— Your objective —
Lines from the material below that hold the string "AEROSMITH" are what is needed; copy each of them.

++++++++++++++++++++

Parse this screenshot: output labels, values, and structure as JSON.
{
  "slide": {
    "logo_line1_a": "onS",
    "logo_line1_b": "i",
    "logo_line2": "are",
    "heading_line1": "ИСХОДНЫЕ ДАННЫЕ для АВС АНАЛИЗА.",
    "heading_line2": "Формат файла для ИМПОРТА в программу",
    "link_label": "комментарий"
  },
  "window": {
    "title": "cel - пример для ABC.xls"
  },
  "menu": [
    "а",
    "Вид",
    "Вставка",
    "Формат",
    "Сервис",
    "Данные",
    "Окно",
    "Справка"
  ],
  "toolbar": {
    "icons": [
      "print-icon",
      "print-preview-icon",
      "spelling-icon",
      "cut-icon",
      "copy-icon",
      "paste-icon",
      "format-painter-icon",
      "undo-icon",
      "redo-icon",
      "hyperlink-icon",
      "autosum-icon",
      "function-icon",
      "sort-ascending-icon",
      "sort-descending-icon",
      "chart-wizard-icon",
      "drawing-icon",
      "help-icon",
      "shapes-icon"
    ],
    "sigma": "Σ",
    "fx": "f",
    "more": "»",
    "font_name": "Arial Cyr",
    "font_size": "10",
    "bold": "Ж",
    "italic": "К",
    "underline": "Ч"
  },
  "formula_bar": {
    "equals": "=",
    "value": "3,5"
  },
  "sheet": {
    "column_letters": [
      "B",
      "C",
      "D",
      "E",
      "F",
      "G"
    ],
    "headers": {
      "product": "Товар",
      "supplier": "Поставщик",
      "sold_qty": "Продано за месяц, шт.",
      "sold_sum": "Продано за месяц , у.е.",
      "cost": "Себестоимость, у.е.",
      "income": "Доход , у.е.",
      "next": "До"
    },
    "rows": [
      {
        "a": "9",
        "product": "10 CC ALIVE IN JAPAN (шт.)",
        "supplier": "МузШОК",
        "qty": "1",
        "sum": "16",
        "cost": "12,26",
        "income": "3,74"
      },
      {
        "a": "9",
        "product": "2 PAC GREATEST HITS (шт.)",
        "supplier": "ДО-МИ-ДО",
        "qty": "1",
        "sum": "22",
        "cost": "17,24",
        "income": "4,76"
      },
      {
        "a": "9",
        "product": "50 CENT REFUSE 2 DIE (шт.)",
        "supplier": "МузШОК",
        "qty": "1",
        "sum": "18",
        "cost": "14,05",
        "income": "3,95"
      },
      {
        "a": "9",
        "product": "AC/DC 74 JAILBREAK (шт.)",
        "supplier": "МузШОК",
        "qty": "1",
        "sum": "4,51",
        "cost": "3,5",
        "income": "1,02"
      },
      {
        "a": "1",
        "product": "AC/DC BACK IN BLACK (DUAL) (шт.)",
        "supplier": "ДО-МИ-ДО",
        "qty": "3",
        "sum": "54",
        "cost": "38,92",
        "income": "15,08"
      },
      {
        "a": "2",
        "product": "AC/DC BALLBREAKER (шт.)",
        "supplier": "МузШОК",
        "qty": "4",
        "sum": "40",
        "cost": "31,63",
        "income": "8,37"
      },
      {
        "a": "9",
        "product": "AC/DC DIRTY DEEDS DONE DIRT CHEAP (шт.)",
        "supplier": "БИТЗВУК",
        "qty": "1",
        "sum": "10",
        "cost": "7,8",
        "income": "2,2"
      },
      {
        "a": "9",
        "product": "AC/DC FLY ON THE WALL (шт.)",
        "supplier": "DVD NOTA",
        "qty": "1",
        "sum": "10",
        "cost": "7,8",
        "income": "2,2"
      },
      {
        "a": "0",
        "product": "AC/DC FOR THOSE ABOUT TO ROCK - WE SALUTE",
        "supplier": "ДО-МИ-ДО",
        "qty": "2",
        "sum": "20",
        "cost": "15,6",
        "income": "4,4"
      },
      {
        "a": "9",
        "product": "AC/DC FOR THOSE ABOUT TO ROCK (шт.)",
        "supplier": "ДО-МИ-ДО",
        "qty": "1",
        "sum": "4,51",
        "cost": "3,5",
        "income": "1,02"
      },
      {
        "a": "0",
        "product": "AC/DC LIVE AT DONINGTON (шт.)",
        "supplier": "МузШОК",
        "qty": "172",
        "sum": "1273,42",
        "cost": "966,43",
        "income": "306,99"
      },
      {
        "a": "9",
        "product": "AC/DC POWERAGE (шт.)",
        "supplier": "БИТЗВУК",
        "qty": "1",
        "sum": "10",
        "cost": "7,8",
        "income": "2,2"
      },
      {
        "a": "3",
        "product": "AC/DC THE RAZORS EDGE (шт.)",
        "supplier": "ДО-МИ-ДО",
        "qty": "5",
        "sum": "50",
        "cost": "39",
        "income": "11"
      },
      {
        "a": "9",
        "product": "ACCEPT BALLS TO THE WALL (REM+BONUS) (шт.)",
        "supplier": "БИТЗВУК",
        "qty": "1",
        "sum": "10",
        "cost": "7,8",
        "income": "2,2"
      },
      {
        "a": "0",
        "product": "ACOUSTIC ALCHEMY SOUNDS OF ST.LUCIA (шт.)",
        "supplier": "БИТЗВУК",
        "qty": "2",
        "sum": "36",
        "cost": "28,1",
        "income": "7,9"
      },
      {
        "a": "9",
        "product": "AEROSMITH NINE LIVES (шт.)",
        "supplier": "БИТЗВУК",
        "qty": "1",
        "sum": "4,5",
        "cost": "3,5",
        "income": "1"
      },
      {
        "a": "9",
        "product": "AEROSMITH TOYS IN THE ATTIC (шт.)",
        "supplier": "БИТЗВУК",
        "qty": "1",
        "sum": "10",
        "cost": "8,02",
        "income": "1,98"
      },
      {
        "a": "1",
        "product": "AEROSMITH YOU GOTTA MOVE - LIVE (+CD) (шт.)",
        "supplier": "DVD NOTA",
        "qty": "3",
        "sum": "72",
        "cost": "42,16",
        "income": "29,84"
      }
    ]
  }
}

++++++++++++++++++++

— Response —
        "product": "AEROSMITH NINE LIVES (шт.)",
        "product": "AEROSMITH TOYS IN THE ATTIC (шт.)",
        "product": "AEROSMITH YOU GOTTA MOVE - LIVE (+CD) (шт.)",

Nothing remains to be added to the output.